### [PROBLEM]
Report each line of the entries that includes "value" by copying it.

Page and application data records

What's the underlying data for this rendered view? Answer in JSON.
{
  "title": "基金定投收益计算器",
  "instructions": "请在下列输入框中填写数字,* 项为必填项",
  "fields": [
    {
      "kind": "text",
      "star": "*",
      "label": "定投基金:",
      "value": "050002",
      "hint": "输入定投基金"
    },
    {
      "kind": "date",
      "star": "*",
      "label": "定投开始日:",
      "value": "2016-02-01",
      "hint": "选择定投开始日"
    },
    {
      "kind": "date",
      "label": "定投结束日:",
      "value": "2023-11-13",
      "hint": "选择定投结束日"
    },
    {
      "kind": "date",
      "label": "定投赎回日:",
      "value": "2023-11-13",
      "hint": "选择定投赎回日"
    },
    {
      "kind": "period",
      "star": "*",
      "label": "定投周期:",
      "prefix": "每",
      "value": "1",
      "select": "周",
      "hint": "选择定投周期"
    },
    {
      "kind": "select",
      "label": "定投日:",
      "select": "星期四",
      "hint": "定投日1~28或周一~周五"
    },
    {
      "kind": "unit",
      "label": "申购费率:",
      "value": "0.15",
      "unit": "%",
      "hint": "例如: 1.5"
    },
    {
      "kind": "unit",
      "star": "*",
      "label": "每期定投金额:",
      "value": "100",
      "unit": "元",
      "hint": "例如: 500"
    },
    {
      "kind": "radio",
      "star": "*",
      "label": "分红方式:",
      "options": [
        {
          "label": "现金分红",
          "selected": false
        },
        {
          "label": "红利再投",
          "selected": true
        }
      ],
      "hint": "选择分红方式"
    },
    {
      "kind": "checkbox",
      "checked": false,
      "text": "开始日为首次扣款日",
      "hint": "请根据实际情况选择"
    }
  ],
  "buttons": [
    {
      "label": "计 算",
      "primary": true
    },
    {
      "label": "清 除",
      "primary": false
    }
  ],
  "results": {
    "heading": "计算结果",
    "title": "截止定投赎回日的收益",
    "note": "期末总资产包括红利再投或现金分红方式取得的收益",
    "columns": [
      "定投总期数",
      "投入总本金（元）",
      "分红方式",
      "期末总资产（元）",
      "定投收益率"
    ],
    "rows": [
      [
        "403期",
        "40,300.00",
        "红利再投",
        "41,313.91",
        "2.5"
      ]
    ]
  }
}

### [TASK ANSWER]
      "value": "050002",
      "value": "2016-02-01",
      "value": "2023-11-13",
      "value": "2023-11-13",
      "value": "1",
      "value": "0.15",
      "value": "100",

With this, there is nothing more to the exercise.